Cooperation among the security forces has risen to a much higher level, but two challenges remain. First are the casualty figures, which have been mounting through 2017 and now, 2018. The assumption that local terrorists do not have the capability and will to fight is now considered erroneous. The same vigour and zeal have been on display, as has been seen in the case of foreign terrorists. No doubt, a part of this motivation comes from the infusion of religious zeal into the game. The turnout at the funerals of local terrorists has also contributed to a quasi-religious and sub-nationalist motivation. Second is the near-continuous and spontaneous concentration of mobs at encounter sites in South Kashmir. While the security forces have devised standard operating procedures to counter these elements, they are not always entirely successful. The Director General of Police S P Vaid has said on record that at one of the encounter sites, operations had to be prematurely ceased to prevent more civilian casualties. A total of four civilians died in these disturbances and at least a hundred are known to have been injured.
While an expression of apprehension of a hot summer in the Valley is rife, it is more important to be aware of a couple of things. First, the strength of terrorists in the Valley could be higher than the numbers being put out, and therefore the degree of preparedness and expectation of violence too should be higher. Second, much will depend on the control of infiltration and local recruitment, both of which need to be given priority over the next six months. Third, the nature of violence could undergo change at some stage. I say this with a bit of trepidation because as mobs get emboldened, local terrorists fear less for life and the according of iconic status to the “boys” killed for the cause rises, we could be heading towards a period where the entry of the suicide bomber could not be far away. This is something we need to be watchful about. Suicide bombers paralysed the operational environment in Iraq, Syria, Afghanistan, and Pakistan.

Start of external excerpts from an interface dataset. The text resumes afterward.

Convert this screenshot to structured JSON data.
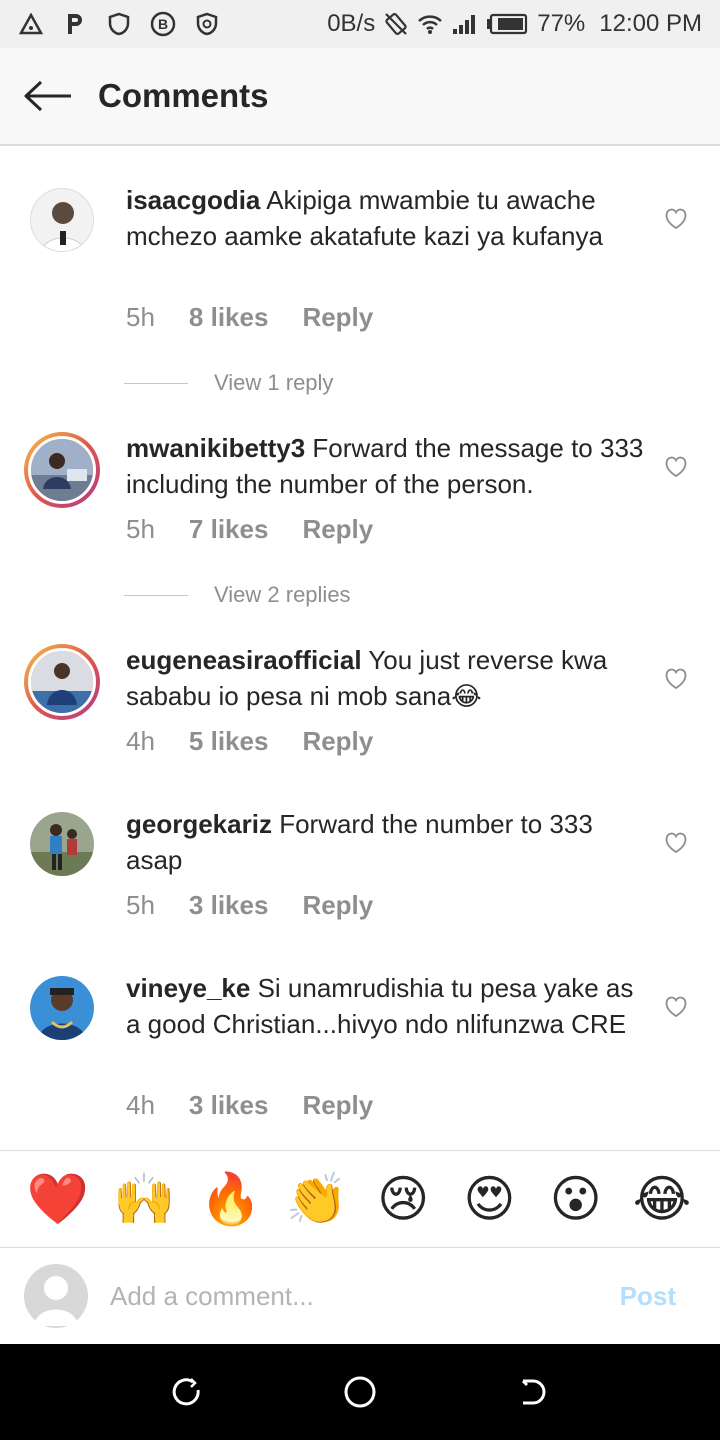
{
  "status_bar": {
    "network_speed": "0B/s",
    "battery": "77%",
    "time": "12:00 PM",
    "icons": [
      "warning-triangle-icon",
      "parking-icon",
      "shield-icon",
      "bitcoin-icon",
      "shield-check-icon",
      "vibrate-icon",
      "wifi-icon",
      "signal-icon",
      "battery-icon"
    ]
  },
  "header": {
    "title": "Comments",
    "back_icon": "arrow-left-icon"
  },
  "comments": [
    {
      "username": "isaacgodia",
      "text": "Akipiga mwambie tu awache mchezo aamke akatafute kazi ya kufanya",
      "time": "5h",
      "likes": "8 likes",
      "reply": "Reply",
      "view_replies": "View 1 reply"
    },
    {
      "username": "mwanikibetty3",
      "text": "Forward the message to 333 including the number of the person.",
      "time": "5h",
      "likes": "7 likes",
      "reply": "Reply",
      "view_replies": "View 2 replies"
    },
    {
      "username": "eugeneasiraofficial",
      "text": "You just reverse kwa sababu io pesa ni mob sana😂",
      "time": "4h",
      "likes": "5 likes",
      "reply": "Reply"
    },
    {
      "username": "georgekariz",
      "text": "Forward the number to 333 asap",
      "time": "5h",
      "likes": "3 likes",
      "reply": "Reply"
    },
    {
      "username": "vineye_ke",
      "text": "Si unamrudishia tu pesa yake as a good Christian...hivyo ndo nlifunzwa CRE",
      "time": "4h",
      "likes": "3 likes",
      "reply": "Reply"
    }
  ],
  "emoji_bar": [
    "❤️",
    "🙌",
    "🔥",
    "👏",
    "😢",
    "😍",
    "😮",
    "😂"
  ],
  "input": {
    "placeholder": "Add a comment...",
    "post_label": "Post"
  },
  "colors": {
    "accent_post": "#b2dffc",
    "muted_text": "#8e8e8e",
    "primary_text": "#262626"
  }
}
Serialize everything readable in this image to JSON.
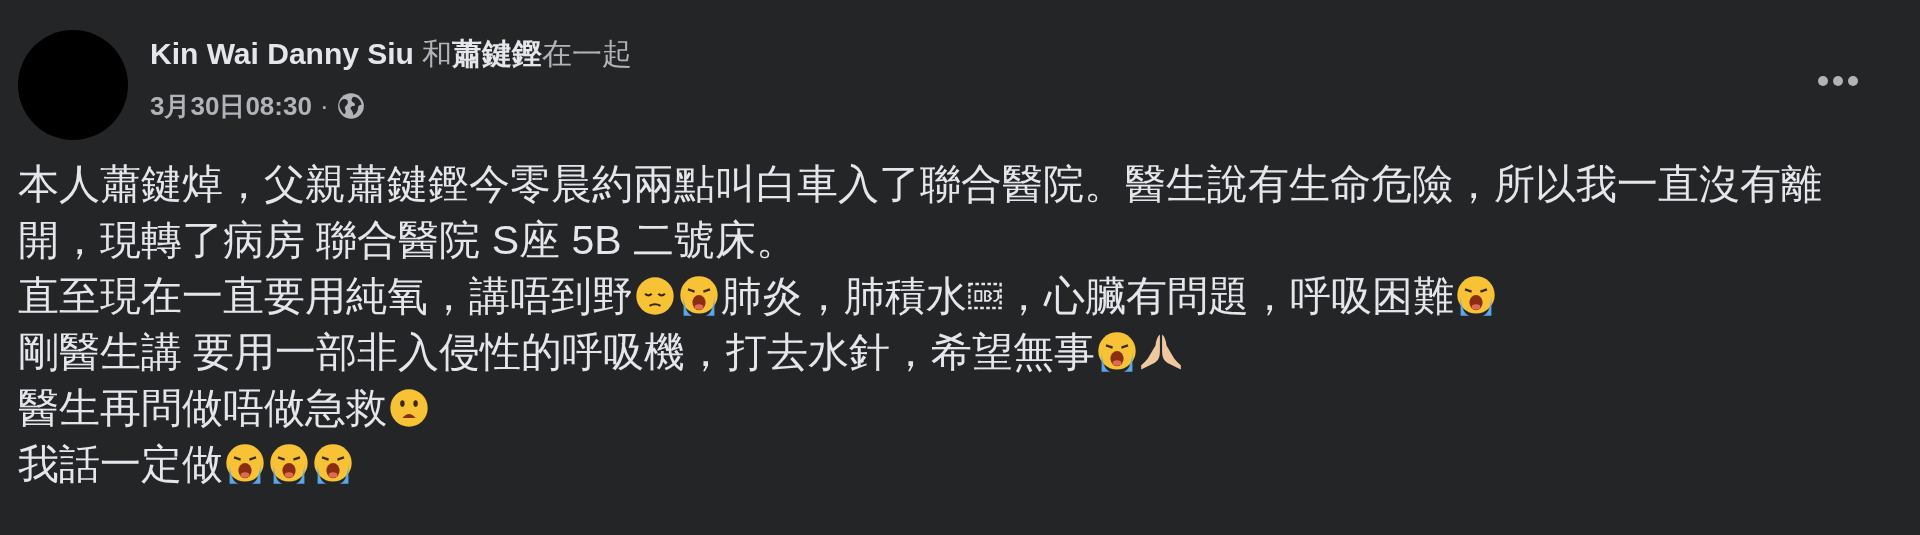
{
  "post": {
    "author": "Kin Wai Danny Siu",
    "with_word": "和",
    "tagged": "蕭鍵鏗",
    "with_suffix": "在一起",
    "time": "3月30日08:30",
    "separator": "·",
    "paragraphs": [
      [
        {
          "kind": "text",
          "text": "本人蕭鍵焯，父親蕭鍵鏗今零晨約兩點叫白車入了聯合醫院。醫生說有生命危險，所以我一直沒有離開，現轉了病房 聯合醫院 S座 5B 二號床。"
        }
      ],
      [
        {
          "kind": "text",
          "text": "直至現在一直要用純氧，講唔到野"
        },
        {
          "kind": "pensive"
        },
        {
          "kind": "crying"
        },
        {
          "kind": "text",
          "text": "肺炎，肺積水"
        },
        {
          "kind": "object"
        },
        {
          "kind": "text",
          "text": "，心臟有問題，呼吸困難"
        },
        {
          "kind": "crying"
        }
      ],
      [
        {
          "kind": "text",
          "text": "剛醫生講 要用一部非入侵性的呼吸機，打去水針，希望無事"
        },
        {
          "kind": "crying"
        },
        {
          "kind": "praying"
        }
      ],
      [
        {
          "kind": "text",
          "text": "醫生再問做唔做急救"
        },
        {
          "kind": "frowning"
        }
      ],
      [
        {
          "kind": "text",
          "text": "我話一定做"
        },
        {
          "kind": "crying"
        },
        {
          "kind": "crying"
        },
        {
          "kind": "crying"
        }
      ]
    ]
  }
}
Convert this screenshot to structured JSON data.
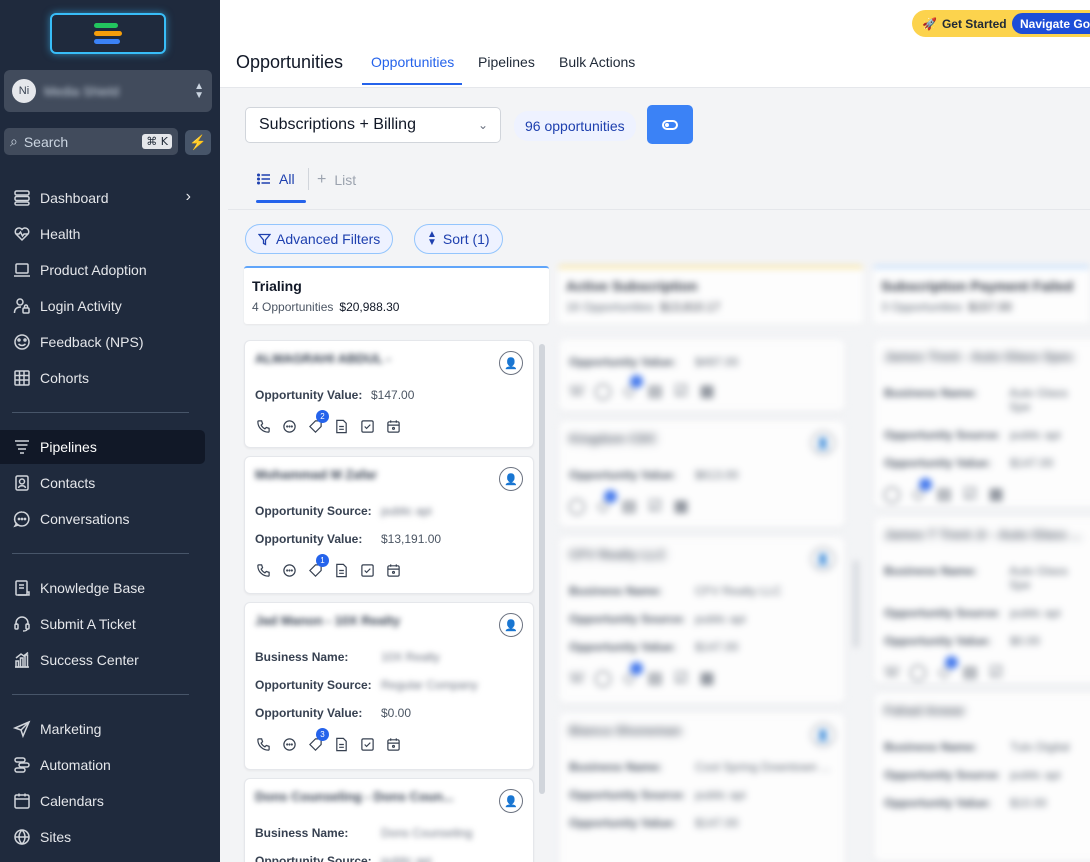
{
  "sidebar": {
    "account_initials": "Ni",
    "account_name": "Media Shield",
    "search_placeholder": "Search",
    "search_shortcut": "⌘ K",
    "items": [
      {
        "label": "Dashboard",
        "icon": "dashboard-icon"
      },
      {
        "label": "Health",
        "icon": "heart-pulse-icon"
      },
      {
        "label": "Product Adoption",
        "icon": "laptop-icon"
      },
      {
        "label": "Login Activity",
        "icon": "user-lock-icon"
      },
      {
        "label": "Feedback (NPS)",
        "icon": "feedback-icon"
      },
      {
        "label": "Cohorts",
        "icon": "table-icon"
      },
      {
        "label": "Pipelines",
        "icon": "funnel-icon"
      },
      {
        "label": "Contacts",
        "icon": "contact-icon"
      },
      {
        "label": "Conversations",
        "icon": "chat-icon"
      },
      {
        "label": "Knowledge Base",
        "icon": "book-icon"
      },
      {
        "label": "Submit A Ticket",
        "icon": "headset-icon"
      },
      {
        "label": "Success Center",
        "icon": "chart-icon"
      },
      {
        "label": "Marketing",
        "icon": "send-icon"
      },
      {
        "label": "Automation",
        "icon": "workflow-icon"
      },
      {
        "label": "Calendars",
        "icon": "calendar-icon"
      },
      {
        "label": "Sites",
        "icon": "globe-icon"
      }
    ]
  },
  "topbar": {
    "get_started": "Get Started",
    "navigate": "Navigate Go",
    "page_title": "Opportunities",
    "tabs": [
      "Opportunities",
      "Pipelines",
      "Bulk Actions"
    ]
  },
  "filters": {
    "pipeline": "Subscriptions + Billing",
    "count": "96 opportunities",
    "views": [
      "All",
      "List"
    ],
    "advanced_filters": "Advanced Filters",
    "sort": "Sort (1)"
  },
  "columns": [
    {
      "title": "Trialing",
      "count": "4 Opportunities",
      "value": "$20,988.30"
    },
    {
      "title": "Active Subscription",
      "count": "16 Opportunities",
      "value": "$13,810.17"
    },
    {
      "title": "Subscription Payment Failed",
      "count": "3 Opportunities",
      "value": "$157.00"
    }
  ],
  "labels": {
    "business_name": "Business Name:",
    "opportunity_source": "Opportunity Source:",
    "opportunity_value": "Opportunity Value:"
  },
  "trialing_cards": [
    {
      "name": "ALMAGRAHI ABDUL -",
      "value": "$147.00",
      "badge": "2"
    },
    {
      "name": "Mohammad M Zafar",
      "source": "public api",
      "value": "$13,191.00",
      "badge": "1"
    },
    {
      "name": "Jad Manon - 10X Realty",
      "business": "10X Realty",
      "source": "Regular Company",
      "value": "$0.00",
      "badge": "3"
    },
    {
      "name": "Dons Counseling - Dons Coun...",
      "business": "Dons Counseling",
      "source": "public api"
    }
  ],
  "active_cards": [
    {
      "value": "$497.00"
    },
    {
      "name": "Kingdom CDC",
      "value": "$613.00"
    },
    {
      "name": "CFV Realty LLC",
      "business": "CFV Realty LLC",
      "source": "public api",
      "value": "$147.00"
    },
    {
      "name": "Bianca Shoneman",
      "business": "Cool Spring Downtown ...",
      "source": "public api",
      "value": "$147.00"
    }
  ],
  "failed_cards": [
    {
      "name": "James Trent - Auto Glass Spec",
      "business": "Auto Glass Spe",
      "source": "public api",
      "value": "$147.00"
    },
    {
      "name": "James T Trent Jr - Auto Glass ...",
      "business": "Auto Glass Spe",
      "source": "public api",
      "value": "$0.00"
    },
    {
      "name": "Fahad Anwar",
      "business": "Tulo Digital",
      "source": "public api",
      "value": "$10.00"
    }
  ]
}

This sets the stage for an analysis of the non-robust domain of operations because as the security forces strive to achieve higher levels of military domination, they cannot forget that soft power involving outreach and winning back the populace, still remains the ultimate aim of all sub-conventional operations. Whatever the uninformed may keep saying, the security forces are fully aware of where their ultimate success lies. Through the coming summer, the interplay of hard and soft power must be the norm, with the full understanding and cooperation of all stakeholders.